-- DATA FOR ANALYSIS follows --

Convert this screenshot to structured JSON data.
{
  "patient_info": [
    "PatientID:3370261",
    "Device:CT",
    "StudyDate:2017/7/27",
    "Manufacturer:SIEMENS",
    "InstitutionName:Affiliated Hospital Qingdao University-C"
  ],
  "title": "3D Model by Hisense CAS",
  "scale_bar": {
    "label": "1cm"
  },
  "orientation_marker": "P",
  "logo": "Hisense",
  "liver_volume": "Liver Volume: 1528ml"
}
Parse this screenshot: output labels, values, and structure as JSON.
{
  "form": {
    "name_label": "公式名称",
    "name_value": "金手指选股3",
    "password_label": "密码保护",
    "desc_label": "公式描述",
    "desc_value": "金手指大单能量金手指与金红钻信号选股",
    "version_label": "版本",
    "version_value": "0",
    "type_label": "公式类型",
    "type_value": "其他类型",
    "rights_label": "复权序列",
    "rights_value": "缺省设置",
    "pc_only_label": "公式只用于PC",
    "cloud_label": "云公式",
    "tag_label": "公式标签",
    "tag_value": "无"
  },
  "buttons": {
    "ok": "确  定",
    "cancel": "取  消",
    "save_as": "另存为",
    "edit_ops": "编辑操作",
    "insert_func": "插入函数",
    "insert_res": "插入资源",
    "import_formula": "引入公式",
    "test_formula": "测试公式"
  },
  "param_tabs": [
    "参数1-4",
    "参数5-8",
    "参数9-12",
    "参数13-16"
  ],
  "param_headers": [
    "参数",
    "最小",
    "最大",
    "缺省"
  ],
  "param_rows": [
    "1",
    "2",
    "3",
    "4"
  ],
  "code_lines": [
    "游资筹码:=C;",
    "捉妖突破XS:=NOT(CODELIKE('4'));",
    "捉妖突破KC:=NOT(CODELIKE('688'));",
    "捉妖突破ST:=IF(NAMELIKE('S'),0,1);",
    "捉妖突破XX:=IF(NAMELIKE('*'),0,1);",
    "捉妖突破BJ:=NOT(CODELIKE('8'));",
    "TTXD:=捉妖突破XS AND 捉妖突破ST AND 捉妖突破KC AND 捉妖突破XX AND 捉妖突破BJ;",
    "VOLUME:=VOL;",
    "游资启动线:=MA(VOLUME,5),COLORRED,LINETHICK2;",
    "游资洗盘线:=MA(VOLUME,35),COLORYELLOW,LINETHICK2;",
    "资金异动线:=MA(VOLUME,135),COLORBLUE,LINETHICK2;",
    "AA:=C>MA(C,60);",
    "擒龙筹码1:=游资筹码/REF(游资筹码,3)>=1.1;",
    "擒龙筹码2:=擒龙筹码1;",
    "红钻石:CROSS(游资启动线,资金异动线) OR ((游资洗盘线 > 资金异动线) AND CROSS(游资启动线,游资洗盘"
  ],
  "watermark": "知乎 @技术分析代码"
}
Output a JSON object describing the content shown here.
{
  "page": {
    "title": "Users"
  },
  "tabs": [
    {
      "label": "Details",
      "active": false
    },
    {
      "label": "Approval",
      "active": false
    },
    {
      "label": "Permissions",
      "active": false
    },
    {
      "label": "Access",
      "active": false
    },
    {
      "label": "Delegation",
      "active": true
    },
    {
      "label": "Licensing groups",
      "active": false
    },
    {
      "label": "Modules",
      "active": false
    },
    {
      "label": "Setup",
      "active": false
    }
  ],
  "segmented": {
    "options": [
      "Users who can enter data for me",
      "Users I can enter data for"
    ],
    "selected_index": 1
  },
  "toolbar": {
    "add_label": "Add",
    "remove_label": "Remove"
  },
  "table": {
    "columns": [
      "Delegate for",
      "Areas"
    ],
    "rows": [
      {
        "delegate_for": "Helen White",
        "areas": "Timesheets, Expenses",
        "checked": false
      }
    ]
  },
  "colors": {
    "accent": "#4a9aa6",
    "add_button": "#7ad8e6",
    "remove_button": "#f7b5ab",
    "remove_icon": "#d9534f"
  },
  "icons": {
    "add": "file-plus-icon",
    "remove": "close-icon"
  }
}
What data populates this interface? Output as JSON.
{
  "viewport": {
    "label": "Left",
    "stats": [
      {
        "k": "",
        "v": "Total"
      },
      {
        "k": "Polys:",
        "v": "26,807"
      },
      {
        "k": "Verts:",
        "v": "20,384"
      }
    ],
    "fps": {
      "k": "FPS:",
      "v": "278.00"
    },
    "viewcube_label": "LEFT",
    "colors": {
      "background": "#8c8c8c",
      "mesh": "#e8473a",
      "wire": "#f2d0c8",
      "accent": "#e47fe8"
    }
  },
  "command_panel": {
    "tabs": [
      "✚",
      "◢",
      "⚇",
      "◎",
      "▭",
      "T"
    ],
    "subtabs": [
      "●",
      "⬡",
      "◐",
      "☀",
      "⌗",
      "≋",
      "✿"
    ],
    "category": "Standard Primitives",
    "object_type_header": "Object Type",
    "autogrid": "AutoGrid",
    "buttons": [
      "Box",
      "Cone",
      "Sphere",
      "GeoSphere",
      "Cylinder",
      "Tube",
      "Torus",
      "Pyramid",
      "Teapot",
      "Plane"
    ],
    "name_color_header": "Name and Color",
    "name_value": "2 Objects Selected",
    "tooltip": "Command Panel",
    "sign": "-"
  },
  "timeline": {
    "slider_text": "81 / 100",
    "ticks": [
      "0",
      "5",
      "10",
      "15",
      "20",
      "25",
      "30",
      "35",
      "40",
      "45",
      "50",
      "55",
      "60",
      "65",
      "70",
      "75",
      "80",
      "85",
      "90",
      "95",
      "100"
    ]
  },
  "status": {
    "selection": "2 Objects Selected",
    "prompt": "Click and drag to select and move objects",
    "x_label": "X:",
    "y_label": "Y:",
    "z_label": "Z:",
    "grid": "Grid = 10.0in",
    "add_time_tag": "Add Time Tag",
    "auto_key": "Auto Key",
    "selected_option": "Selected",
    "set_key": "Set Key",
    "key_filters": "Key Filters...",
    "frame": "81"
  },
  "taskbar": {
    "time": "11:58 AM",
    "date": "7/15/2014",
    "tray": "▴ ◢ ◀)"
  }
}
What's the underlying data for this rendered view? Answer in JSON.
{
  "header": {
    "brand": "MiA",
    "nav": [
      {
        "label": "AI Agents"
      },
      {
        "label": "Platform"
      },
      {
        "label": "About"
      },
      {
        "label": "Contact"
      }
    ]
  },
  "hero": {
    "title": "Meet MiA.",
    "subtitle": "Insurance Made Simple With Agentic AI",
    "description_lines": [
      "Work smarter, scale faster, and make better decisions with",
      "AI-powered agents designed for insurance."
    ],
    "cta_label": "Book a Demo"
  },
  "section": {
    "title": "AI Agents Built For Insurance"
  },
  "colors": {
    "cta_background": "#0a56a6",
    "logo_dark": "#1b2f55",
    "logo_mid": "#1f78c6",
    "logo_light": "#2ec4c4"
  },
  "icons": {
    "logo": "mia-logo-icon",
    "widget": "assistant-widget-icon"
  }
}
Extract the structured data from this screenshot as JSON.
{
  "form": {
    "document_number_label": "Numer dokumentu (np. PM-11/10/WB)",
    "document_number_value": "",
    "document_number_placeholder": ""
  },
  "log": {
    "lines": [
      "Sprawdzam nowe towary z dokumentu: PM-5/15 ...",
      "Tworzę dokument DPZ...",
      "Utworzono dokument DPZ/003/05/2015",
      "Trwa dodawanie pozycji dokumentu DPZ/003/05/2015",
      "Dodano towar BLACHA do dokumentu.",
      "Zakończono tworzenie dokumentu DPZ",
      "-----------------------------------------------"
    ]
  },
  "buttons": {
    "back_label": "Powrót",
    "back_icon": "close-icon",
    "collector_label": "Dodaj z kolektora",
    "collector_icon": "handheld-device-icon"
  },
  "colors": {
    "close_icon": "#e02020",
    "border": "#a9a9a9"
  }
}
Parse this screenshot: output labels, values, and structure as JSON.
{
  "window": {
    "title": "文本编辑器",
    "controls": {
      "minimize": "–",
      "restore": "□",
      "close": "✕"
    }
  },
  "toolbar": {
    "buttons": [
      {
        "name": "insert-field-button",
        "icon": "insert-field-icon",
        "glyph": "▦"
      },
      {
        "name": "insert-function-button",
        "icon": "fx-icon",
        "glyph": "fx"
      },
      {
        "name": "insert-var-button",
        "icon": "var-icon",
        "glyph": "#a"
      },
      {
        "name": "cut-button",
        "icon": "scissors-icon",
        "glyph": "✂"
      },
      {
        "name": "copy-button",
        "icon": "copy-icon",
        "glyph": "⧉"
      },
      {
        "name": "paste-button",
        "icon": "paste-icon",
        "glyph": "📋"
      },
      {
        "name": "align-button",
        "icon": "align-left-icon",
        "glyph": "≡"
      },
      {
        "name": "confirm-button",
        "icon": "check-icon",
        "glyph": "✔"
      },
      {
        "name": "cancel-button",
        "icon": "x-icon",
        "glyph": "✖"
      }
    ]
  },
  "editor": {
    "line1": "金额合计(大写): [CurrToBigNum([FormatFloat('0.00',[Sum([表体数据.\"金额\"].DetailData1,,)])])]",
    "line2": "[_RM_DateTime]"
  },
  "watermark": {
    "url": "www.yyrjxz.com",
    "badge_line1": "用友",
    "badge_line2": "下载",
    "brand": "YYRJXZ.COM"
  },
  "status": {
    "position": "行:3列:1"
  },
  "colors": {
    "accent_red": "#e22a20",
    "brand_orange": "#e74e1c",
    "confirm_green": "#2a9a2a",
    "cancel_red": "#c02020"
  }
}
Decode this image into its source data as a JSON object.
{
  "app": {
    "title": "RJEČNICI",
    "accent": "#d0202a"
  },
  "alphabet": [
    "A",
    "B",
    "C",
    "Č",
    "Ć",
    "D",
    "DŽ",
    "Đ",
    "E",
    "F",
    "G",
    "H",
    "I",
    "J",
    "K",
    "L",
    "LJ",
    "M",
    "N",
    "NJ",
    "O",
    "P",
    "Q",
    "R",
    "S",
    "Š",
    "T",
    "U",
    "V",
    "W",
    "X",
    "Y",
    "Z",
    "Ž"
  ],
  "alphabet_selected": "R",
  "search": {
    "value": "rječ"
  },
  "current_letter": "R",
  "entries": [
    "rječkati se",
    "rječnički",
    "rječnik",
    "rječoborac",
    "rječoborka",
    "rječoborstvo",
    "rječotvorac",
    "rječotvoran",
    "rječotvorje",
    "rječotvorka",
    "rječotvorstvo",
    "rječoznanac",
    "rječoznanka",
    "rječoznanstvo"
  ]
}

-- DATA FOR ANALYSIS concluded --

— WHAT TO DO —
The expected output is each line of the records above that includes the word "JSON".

— OUTPUT FOR THIS EXERCISE —
Convert this screenshot to structured JSON data.
Parse this screenshot: output labels, values, and structure as JSON.
Output a JSON object describing the content shown here.
What data populates this interface? Output as JSON.
What's the underlying data for this rendered view? Answer in JSON.
Extract the structured data from this screenshot as JSON.
Parse this screenshot: output labels, values, and structure as JSON.
Decode this image into its source data as a JSON object.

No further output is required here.